In this video by Phlearn, Aaron Nace takes us through the more common version of the technique. As you’ll note, the setup is the same, but the key difference between this and what you will see below is how you work on the layers created. Aaron uses the Lasso Tool to select an area and then blurs that area using a Gaussian Blur. This has the effect of smoothing the transitions between the tones. This works and technically there is nothing wrong with it but, for me, it’s not giving us enough control. Doing it this way also has the added negative of very easily creating the plastic fantastic look that I (and most others) agree is not desirable.
[REWIND: PHOTOGRAPHY COURSES: 5 ESSENTIAL COURSES FOR EVERY BEGINNER]
This is the method that I used for a long time, and I got some pretty good results with it. I even developed my own version that was used when time was very tight; a method that would have retouchers shouting at their screens. Essentially, I duplicate the Low layer, add a Gaussian Blur and then selectively paint the effect on using a layer mask. This is not something that I advise you doing, but it just goes to show how many different ways this technique can be used. The big negatives of doing it that way are the lack of control and high risk of making someone look very plastic-like. However, used with an extremely light touch, I’m able to create some decent images. You may recognize the one below from a previous article where I used this method.
The next version of this method is shown in the following two videos by Michael Woloszynowicz and Julia Kuzmenko Mckim. Again, the main difference is the way the retoucher’s work once the layers are created. Rather than using the Lasso Tool and blurring, in these videos, you will see the brush tool being implemented. In my opinion, this technique is far superior as it allows you much greater control. In addition, you’ll see the extra layers being added in-between the High and Low layers. These added layers make the whole technique much more flexible. It’s far easier to go back and change your adjustments, AND we can use blend modes to be even more precise.
The Philosophy of Frequency Separation
This section is perhaps the most important part of this whole article. I absolutely love Michael Woloszynowicz’s editing style. Full credit goes to him and his videos for showing me how to correctly use this technique. Not only that but he has also spoken about the fact that he, too, overused this method, to the point where he ruined some of his old images.

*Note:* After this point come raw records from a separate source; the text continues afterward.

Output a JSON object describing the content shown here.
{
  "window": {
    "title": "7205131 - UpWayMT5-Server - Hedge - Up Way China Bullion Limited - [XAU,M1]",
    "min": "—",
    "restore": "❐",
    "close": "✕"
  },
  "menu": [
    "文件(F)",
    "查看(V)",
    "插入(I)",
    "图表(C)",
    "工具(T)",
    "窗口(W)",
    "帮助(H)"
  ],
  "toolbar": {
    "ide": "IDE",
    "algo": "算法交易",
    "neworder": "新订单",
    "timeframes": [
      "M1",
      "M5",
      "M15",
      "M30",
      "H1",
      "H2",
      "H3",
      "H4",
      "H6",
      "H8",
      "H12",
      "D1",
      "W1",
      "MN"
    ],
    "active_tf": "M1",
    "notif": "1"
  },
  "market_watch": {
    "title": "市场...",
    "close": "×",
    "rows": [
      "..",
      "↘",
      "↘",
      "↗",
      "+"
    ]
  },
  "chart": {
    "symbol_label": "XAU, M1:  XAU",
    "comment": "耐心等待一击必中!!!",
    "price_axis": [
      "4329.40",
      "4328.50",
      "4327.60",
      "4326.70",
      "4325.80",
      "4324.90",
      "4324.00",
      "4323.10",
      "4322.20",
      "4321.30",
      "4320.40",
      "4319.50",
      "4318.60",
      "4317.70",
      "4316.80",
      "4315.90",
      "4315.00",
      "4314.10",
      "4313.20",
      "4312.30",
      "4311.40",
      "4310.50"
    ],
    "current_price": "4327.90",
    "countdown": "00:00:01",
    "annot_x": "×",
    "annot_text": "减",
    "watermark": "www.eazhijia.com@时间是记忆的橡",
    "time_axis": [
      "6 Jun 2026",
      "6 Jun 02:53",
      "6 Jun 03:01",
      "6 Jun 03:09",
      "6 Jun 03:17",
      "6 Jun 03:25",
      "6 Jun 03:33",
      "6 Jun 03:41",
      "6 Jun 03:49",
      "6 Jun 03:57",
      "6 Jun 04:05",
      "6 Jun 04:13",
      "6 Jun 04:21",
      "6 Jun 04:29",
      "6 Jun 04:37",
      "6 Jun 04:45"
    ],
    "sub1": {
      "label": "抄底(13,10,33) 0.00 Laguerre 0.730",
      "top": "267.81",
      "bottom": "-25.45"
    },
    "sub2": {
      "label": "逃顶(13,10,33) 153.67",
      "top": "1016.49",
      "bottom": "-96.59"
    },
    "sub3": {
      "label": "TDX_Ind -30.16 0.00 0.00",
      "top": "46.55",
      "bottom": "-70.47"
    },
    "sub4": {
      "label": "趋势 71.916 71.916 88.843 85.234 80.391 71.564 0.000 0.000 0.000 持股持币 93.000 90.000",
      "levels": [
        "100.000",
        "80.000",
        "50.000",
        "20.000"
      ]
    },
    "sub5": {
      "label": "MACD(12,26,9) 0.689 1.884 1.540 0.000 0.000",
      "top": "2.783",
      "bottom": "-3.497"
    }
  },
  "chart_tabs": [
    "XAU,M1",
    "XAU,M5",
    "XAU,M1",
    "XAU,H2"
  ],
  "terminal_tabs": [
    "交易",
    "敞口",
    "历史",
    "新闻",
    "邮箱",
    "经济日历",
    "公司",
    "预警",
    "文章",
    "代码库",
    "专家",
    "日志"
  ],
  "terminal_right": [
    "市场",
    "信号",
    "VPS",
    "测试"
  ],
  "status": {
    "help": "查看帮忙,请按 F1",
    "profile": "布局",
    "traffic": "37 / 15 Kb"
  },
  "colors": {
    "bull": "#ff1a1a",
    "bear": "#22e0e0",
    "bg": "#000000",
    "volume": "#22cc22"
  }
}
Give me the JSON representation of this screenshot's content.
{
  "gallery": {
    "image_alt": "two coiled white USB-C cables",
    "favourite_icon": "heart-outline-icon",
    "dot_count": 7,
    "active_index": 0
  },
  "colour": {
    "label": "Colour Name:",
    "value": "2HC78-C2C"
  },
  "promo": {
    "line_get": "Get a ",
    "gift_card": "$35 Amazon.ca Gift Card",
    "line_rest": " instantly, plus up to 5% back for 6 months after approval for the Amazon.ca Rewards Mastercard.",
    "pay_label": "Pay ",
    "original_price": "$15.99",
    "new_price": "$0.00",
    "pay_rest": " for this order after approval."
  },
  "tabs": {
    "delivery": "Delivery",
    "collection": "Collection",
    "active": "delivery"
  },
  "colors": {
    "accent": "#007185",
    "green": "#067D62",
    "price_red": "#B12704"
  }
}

Whenever retouching skin, you need to consider your aims. If it’s beauty retouching, then you will want a particular level of perfection whereas fashion, headshots, or portraits will be another. The overriding philosophy is to create something that appears to be natural. With beauty, it will undoubtedly be more “perfect”, and thus it could be argued to be less natural but either way, we want to retain detail, not destroy it, and produce something with a healthy appearance. Go into every edit knowing that:
1) You have Frequency Separation within my editing arsenal
2) It is not always appropriate to use and must be done with a light touch
3) Not every image needs to be “flawless.” ONLY use this when necessary
These days, when I need Frequency Separation, I will use one of the methods mentioned throughout this article. More often than not, I am working on images that either do not require it or are not paying me enough to devote the time. It’s so important, as professionals, to draw that line and make that distinction. The majority of my images are edited in Lightroom using the SLR Lounge Preset System and then taken over to Photoshop only if necessary. If you are on the hunt for a decent system for Lightroom, then I cannot recommend it enough. You can find the SLR Lounge Preset system in the store here.